- a proper English gentleman
- a modernized Biblical patriarch
- an erudite English professor at a Ivy league university
- a tame Lion (returning to the C. S. Lewis reference)?
Do you recreate God in your own idealized image?
There is a constant assumption in much of what I read that God shares the sensibilities, values and perspectives of the person writing. Comments on that trend probably reached their peak in those who wrote against the implicit belief in the 1800s that God was really a proper English gentleman. That is, people exposed to Christianity rebelled at the concept that God’s view as identical to the British managerial class of the 1800s.
But usually we do not question the base assumption. So, some see God being like Abraham, Isaac or Jacob, except without the slaves or plural wives, and without sheep to herd. The more educated drop the beard and robes and update God to his proper place as a relaxed professor at an Ivy League, with the same tastes, mores and values.
In every case, people recreate God into a tame Lion. Of course they agree with Aslan and C. S. Lewis that God is not a tame lion, at least as far as others are concerned, but when God says “For my thoughts are not your thoughts, neither are your ways my ways, saith the LORD” they know that what God is saying is that “I think just like you do, I’m talking to everyone else who hasn’t reached your degree of enlightenment.”
I would suggest that any time we become that comfortable in our perspectives, we are wrong.
First, God has the perspectives that come with age. There are dramatic differences n the way a three year old child and a five year old child thinks. Differences between seven and twelve are dramatic. Between thirteen and twenty-one are such differences that thirteen year olds refuse to believe that they exist. The difference between eighteen and twenty-two is statistically significant. Twenty-six and thirty-two is a surprising gap, as is the change in perspective between forty and fifty. Anyone care to really believe that there are not the same differences between a hundred and a thousand, or a thousand and ten thousand?
Second, intelligence does surprising things to thoughts. Someone at an IQ of 90 thinks much differently than someone with an IQ of 120. 140 is a good deal different from 160. 160 is different from 170+ Extreme grief reduces functional intelligence for a while, and is an interesting experience in perspective, as are other things that have the same effect. I do not doubt that if God has an IQ of greater than 300 he thinks in dramatically different ways than we do.
Third, God sees and deals with inter relationships far more complex than we do. There may have been many reasons for the law of Moses, but one thing it did was keep the Jews from becoming assimilated before Christ came. It truly was a schoolmaster to bring them to where they could accept the Christ in that regard (and it is easy to forget that many did — in fact at one point all of the Church consisted of citizens of the kingdom of Judah).
I’ve written about affliction before, but if God has a similar view of our afflictions as it appears we would have looking back at them after only a thousand years, he might well conclude there were more important things than resolving them.
What is God, beyond a God of Miracles?

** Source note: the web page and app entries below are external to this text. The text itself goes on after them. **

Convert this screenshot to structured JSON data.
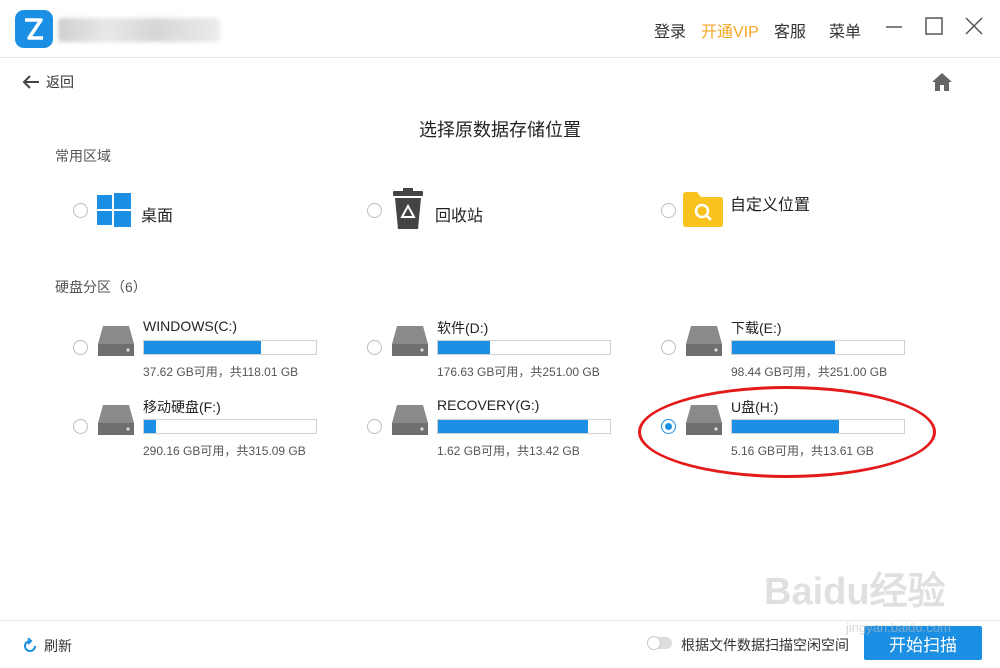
{
  "header": {
    "menu": [
      {
        "label": "登录"
      },
      {
        "label": "开通VIP",
        "color": "#f5a623"
      },
      {
        "label": "客服"
      },
      {
        "label": "菜单"
      }
    ]
  },
  "nav": {
    "back_label": "返回"
  },
  "page_title": "选择原数据存储位置",
  "common_section": {
    "label": "常用区域",
    "items": [
      {
        "label": "桌面",
        "icon": "windows-icon"
      },
      {
        "label": "回收站",
        "icon": "recycle-bin-icon"
      },
      {
        "label": "自定义位置",
        "icon": "folder-search-icon"
      }
    ]
  },
  "drive_section": {
    "label": "硬盘分区（6）",
    "drives": [
      {
        "name": "WINDOWS(C:)",
        "info": "37.62 GB可用，共118.01 GB",
        "used_fraction": 0.68,
        "selected": false
      },
      {
        "name": "软件(D:)",
        "info": "176.63 GB可用，共251.00 GB",
        "used_fraction": 0.3,
        "selected": false
      },
      {
        "name": "下载(E:)",
        "info": "98.44 GB可用，共251.00 GB",
        "used_fraction": 0.6,
        "selected": false
      },
      {
        "name": "移动硬盘(F:)",
        "info": "290.16 GB可用，共315.09 GB",
        "used_fraction": 0.07,
        "selected": false
      },
      {
        "name": "RECOVERY(G:)",
        "info": "1.62 GB可用，共13.42 GB",
        "used_fraction": 0.87,
        "selected": false
      },
      {
        "name": "U盘(H:)",
        "info": "5.16 GB可用，共13.61 GB",
        "used_fraction": 0.62,
        "selected": true
      }
    ]
  },
  "footer": {
    "refresh_label": "刷新",
    "toggle_label": "根据文件数据扫描空闲空间",
    "toggle_on": false,
    "scan_button": "开始扫描"
  },
  "watermark": {
    "text": "Baidu经验",
    "subtext": "jingyan.baidu.com"
  },
  "colors": {
    "accent": "#1a8fe3",
    "vip": "#f5a623",
    "annotation": "#e41a1a"
  }
}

I would suggest that God is someone who loves us, but of whom we can say “For as the heavens are higher than the earth, So are My ways higher than your ways And My thoughts than your thoughts.”

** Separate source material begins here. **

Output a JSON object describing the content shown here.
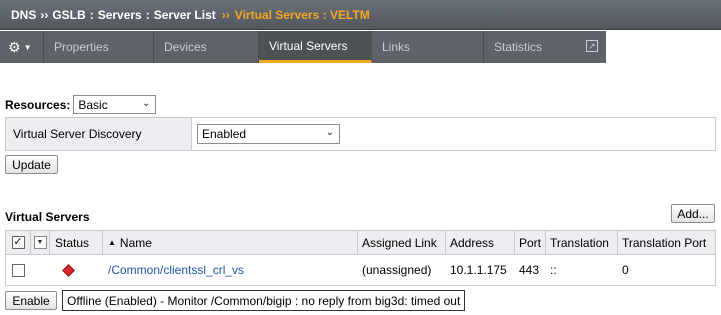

I think we are vastly mistaken when we think we know better than God, understand things more clearly, or can correlate all of the reasons for God’s commandments. What we need to know, to believe and to hope is that while we do not know the meaning of all things, we know that God loves his children.